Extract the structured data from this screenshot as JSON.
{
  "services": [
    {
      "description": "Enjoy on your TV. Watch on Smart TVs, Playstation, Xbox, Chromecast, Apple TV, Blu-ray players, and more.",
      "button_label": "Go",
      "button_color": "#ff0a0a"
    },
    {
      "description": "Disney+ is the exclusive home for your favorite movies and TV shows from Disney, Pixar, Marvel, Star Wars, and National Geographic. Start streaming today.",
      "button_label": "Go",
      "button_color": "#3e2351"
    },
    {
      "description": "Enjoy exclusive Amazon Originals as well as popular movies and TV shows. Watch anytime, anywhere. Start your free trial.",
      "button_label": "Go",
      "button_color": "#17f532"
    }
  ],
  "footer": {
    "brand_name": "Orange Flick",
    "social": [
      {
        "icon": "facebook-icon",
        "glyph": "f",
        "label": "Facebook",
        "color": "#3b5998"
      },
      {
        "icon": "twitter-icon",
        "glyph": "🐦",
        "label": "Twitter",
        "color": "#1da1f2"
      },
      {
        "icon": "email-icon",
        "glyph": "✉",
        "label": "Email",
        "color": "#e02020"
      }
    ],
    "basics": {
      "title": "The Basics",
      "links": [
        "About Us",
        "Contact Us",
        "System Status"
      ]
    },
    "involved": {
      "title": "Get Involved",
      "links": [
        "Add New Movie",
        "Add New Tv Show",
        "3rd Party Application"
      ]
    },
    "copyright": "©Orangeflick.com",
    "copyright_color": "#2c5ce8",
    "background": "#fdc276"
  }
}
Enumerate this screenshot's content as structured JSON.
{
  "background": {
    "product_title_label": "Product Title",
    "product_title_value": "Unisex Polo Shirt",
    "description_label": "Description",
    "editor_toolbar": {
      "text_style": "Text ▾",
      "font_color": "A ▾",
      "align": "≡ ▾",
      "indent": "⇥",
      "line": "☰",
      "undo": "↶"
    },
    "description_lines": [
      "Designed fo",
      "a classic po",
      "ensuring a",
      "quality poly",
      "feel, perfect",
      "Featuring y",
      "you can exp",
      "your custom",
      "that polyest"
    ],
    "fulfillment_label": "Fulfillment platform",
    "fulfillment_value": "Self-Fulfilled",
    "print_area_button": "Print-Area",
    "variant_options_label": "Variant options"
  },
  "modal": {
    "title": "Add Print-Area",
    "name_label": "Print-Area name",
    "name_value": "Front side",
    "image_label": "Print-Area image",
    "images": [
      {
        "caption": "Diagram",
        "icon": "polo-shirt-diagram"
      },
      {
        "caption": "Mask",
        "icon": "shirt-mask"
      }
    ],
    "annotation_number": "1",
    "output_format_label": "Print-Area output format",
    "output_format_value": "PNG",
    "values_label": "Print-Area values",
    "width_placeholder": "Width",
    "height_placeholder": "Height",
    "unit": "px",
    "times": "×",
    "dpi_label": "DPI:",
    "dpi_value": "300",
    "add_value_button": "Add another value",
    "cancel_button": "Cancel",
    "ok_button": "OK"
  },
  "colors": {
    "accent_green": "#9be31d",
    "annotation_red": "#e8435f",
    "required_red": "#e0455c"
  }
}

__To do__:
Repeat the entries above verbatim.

__Output__:
Extract the structured data from this screenshot as JSON.
{
  "services": [
    {
      "description": "Enjoy on your TV. Watch on Smart TVs, Playstation, Xbox, Chromecast, Apple TV, Blu-ray players, and more.",
      "button_label": "Go",
      "button_color": "#ff0a0a"
    },
    {
      "description": "Disney+ is the exclusive home for your favorite movies and TV shows from Disney, Pixar, Marvel, Star Wars, and National Geographic. Start streaming today.",
      "button_label": "Go",
      "button_color": "#3e2351"
    },
    {
      "description": "Enjoy exclusive Amazon Originals as well as popular movies and TV shows. Watch anytime, anywhere. Start your free trial.",
      "button_label": "Go",
      "button_color": "#17f532"
    }
  ],
  "footer": {
    "brand_name": "Orange Flick",
    "social": [
      {
        "icon": "facebook-icon",
        "glyph": "f",
        "label": "Facebook",
        "color": "#3b5998"
      },
      {
        "icon": "twitter-icon",
        "glyph": "🐦",
        "label": "Twitter",
        "color": "#1da1f2"
      },
      {
        "icon": "email-icon",
        "glyph": "✉",
        "label": "Email",
        "color": "#e02020"
      }
    ],
    "basics": {
      "title": "The Basics",
      "links": [
        "About Us",
        "Contact Us",
        "System Status"
      ]
    },
    "involved": {
      "title": "Get Involved",
      "links": [
        "Add New Movie",
        "Add New Tv Show",
        "3rd Party Application"
      ]
    },
    "copyright": "©Orangeflick.com",
    "copyright_color": "#2c5ce8",
    "background": "#fdc276"
  }
}
Enumerate this screenshot's content as structured JSON.
{
  "background": {
    "product_title_label": "Product Title",
    "product_title_value": "Unisex Polo Shirt",
    "description_label": "Description",
    "editor_toolbar": {
      "text_style": "Text ▾",
      "font_color": "A ▾",
      "align": "≡ ▾",
      "indent": "⇥",
      "line": "☰",
      "undo": "↶"
    },
    "description_lines": [
      "Designed fo",
      "a classic po",
      "ensuring a",
      "quality poly",
      "feel, perfect",
      "Featuring y",
      "you can exp",
      "your custom",
      "that polyest"
    ],
    "fulfillment_label": "Fulfillment platform",
    "fulfillment_value": "Self-Fulfilled",
    "print_area_button": "Print-Area",
    "variant_options_label": "Variant options"
  },
  "modal": {
    "title": "Add Print-Area",
    "name_label": "Print-Area name",
    "name_value": "Front side",
    "image_label": "Print-Area image",
    "images": [
      {
        "caption": "Diagram",
        "icon": "polo-shirt-diagram"
      },
      {
        "caption": "Mask",
        "icon": "shirt-mask"
      }
    ],
    "annotation_number": "1",
    "output_format_label": "Print-Area output format",
    "output_format_value": "PNG",
    "values_label": "Print-Area values",
    "width_placeholder": "Width",
    "height_placeholder": "Height",
    "unit": "px",
    "times": "×",
    "dpi_label": "DPI:",
    "dpi_value": "300",
    "add_value_button": "Add another value",
    "cancel_button": "Cancel",
    "ok_button": "OK"
  },
  "colors": {
    "accent_green": "#9be31d",
    "annotation_red": "#e8435f",
    "required_red": "#e0455c"
  }
}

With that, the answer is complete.